• Maybe some GSM or WLAN
• Barometer for altitude
• GPS

On a second thought, I decided to add PWM input to the list. This would help to regain control with controller or do a takeoff or landing manually.

• PWM input (to read the sero settings from the RC receiver)

Another thing my project needs is a computer. I mean, a real computer, not some programmable controller. I want something I can write my own code either C or perl. As I quickly discovered during my research is that such modules exist already, but they’re “ready to use” hardware. Not interesting and not interested!

• Real computer running linux, possibly debian, possibly x86 or arm or mips.

After a few evenings and nights surfing the incredibly full of information web, I came up with this list of hardware:

# RaspberryPI 2

It is a real computer! runs on 5V USB power, has enough RAM and all the I/O needed. And it will have debian ðŸ˜‰

# NAVIO+

I discovered NAVIO+ by luck. It is a great module that integrates almost everything I need and it is a piggy bag for the RaspberryPI ! It looks nice and fits just perfectly on the Raspberry PI 2.

• 1 PPM input (servo, all in one signal)
• 12 PWM output (servo)
• Barometer (altimeter)
• 3D sensors (gyroscope, accelerometer)
• GPS and GLONASS

(On the picture, it is already plugged on a Raspberry PI)

# 3DR 8 Channel PPM Encoder (v3)

I quickly noticed the NAVIO+ module only has PPM input. As I’m a Spektrum user, my receiver does not have the PPM signal, only the PWM for each servo is available. So I needed a bit of hardware that would convert multiple PWM into PPM. This little chip does all that at once. Simple and efficient.

# APM 2.5/2.6 Airspeed Sensor Board MPXV7002DP

Oh yeah, that’s the thing. A real pitot tube sensor. GPS is fine, but not accurate enough to measure speed for a plane, especially not for an RC plane that rapidly changes speed.
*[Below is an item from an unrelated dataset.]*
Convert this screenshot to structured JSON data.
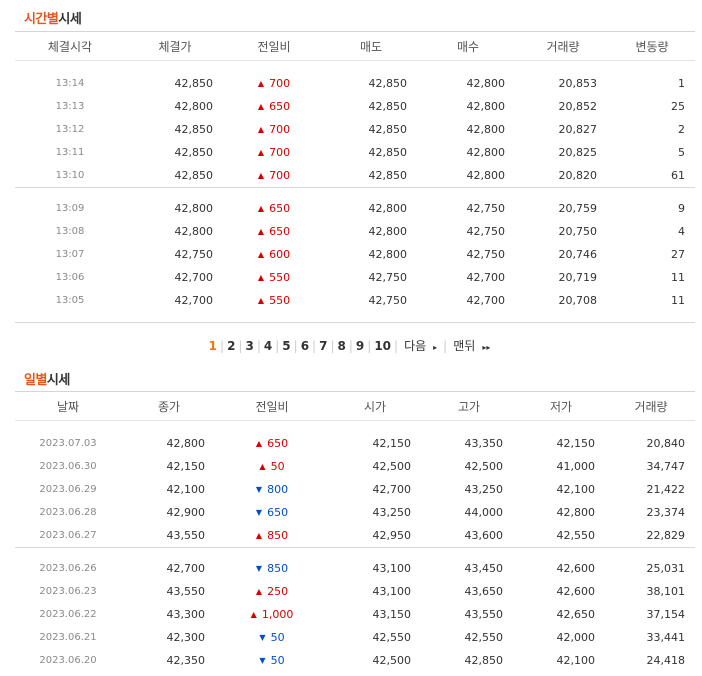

This sensor generate PWM signal, I piece of cake to integrate ðŸ˜‰

## MB1030 LV-MaxSonarÂ®-EZ3â„¢

A little sonar, yes I know, it wasn’t on the original list. But I thought, if I want to do autolanding, the barometer will probably not be accurate enough for the last seconds before crash. This sonar can measure up to ~6 meters distance. Perfect for the final steps of a smooth landing (the barometer and the GPS will do the measurements until the sonar is in range).

# Yocto-PWM-Rx

As I didn’t want to spend the PPM encoder inputs, I also ordered this Yocto-PWM-Rx PWM decoder module. It was two inputs and is USB powered. USB also provides the data link. I will use this to connect the sonar and the speed sensor. Reading it 10 or 20 times a second should be enough.